2 or 3 different groups in view here — false teachers inside the church who were possibly true believers and needed correction; false teachers either inside or outside the church who were false professors of faith with a strong Jewish background; and those gullible church members who were being unduly influenced away from the faith

1. Confirmed by their Own Testimony

“One of themselves, a prophet of their own, said”

Paul not speaking in some type of harsh, judgmental spirit

2. Character of the False Teachers (and to a lesser extent of the Gullible People)

a. “Cretans are always liars”

explains how they can embrace a false message

b. “evil beasts”

explains how they can exert such an evil, disruptive influence

c. “lazy gluttons”

explains their motivation of seeking to profit by attracting a following

3. Validity of this Testimony — “This testimony is true”

B. (:13B-14) Necessity for Correction in order to Rescue the Gullible

1. Confrontation — “Reprove them severely”

2. Goal — “that they may be sound in the faith”

Kent: “Some broaden the scope of ‘they’ (subject of the verb ‘be healthy’) to include not just the false teachers, but the victims of their teaching as well.”

“the faith” = the body of truth that is in accordance with sound doctrine

3. Warning Against Distractions and Disruptive Influences

a. “not paying attention to Jewish myths”

b. “and commandments of men who turn away from the truth”


Two Contrasts presented:

A. (:15) Contrast Between Pure and Defiled

1. “To the pure, all things are pure”

2. “but to those who are defiled and unbelieving, nothing is pure”

3. Total Depravity — Pervasive Defilement

a. “but both their mind”

b. “and their conscience are defiled”

Bassler: “… instead of becoming or keeping themselves pure by eating only pure things, the very fact that they consider anything impure and therefore need regulations for their own purity is the demonstration that the false teachers are themselves defiled. They are so precisely because they are also unbelieving, that is, not putting their trust in Christ. Thus in the new Age, everything is new. The one who seeks purity by obedience to regulations, that is, human commandments, turns out not to be one of God’s people at all, but among the unbelieving.”

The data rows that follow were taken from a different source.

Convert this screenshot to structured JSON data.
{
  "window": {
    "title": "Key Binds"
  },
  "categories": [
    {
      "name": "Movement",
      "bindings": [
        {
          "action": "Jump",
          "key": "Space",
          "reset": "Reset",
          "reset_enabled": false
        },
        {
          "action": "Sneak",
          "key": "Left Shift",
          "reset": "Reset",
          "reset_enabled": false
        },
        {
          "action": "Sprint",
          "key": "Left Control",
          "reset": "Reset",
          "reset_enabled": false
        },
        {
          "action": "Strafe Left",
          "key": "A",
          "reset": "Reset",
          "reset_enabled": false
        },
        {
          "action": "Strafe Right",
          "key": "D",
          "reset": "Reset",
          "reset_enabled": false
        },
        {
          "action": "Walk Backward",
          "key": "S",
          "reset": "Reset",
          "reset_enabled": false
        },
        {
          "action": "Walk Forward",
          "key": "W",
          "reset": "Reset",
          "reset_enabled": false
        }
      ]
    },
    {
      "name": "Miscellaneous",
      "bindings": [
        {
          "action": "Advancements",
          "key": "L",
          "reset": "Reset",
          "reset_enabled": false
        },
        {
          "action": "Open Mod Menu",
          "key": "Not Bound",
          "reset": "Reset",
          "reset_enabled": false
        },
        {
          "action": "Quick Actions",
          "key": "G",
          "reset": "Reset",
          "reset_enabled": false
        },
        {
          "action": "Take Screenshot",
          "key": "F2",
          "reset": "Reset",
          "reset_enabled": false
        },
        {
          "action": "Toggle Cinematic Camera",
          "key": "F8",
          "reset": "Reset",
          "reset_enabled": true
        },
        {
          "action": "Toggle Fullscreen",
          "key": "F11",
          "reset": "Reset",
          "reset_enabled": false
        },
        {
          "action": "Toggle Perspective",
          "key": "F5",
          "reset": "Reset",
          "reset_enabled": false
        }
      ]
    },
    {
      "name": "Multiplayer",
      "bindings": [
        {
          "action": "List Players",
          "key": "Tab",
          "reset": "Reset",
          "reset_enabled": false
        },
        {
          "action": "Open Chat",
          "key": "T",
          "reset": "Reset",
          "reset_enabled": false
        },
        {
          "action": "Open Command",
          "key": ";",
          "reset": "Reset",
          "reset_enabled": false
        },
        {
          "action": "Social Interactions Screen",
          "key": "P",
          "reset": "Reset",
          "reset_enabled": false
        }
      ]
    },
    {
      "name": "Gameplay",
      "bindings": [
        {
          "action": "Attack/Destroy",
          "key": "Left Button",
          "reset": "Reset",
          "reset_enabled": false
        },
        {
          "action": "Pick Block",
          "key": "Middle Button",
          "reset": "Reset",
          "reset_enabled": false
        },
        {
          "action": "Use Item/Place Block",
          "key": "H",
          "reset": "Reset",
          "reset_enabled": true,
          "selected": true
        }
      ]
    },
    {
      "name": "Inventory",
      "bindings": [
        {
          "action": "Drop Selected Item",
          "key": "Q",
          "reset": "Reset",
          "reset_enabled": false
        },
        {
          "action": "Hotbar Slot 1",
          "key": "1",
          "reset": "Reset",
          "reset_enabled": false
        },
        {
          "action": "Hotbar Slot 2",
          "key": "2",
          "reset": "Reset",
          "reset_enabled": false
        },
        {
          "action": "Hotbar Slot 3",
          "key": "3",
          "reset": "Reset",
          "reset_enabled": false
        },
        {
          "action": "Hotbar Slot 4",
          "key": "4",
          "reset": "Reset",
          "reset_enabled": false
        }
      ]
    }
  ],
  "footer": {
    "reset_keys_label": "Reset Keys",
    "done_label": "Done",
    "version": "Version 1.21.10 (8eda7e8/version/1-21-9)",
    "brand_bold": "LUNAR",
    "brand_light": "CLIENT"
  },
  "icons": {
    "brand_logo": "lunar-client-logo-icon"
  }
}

Hiebert: “A moral perversion has taken place in their whole being. Their ‘minds,’ their rational nature enabling them to think and reflect on thiings moral and spiritual, have become polluted, and their conscience has lost its ability to make correct moral judgments, leaving them unable to make true distinctions between good and evil.”

B. (:16) Contrast Between False Profession of Faith and Lack of Good Deeds

1. False Profession of Faith — “They profess to know God”

2. Practical Denial — “but by their deeds they deny Him”

3. Total Depravity — Void of Good Deeds

a. “being detestable”

b. “and disobedient”

c. “and worthless for any good deed”

Hiebert: “The false teachers also stand condemned by the test of conduct. They publicly confess that they ‘know God,’ are fully informed about him, and stand in intimate relations with him. (‘God’ is emphatic by position.) The claim may be pride in assumed Jewish religious privilege or an expression of the Gnostic claim to an esoteric knowledge of God.”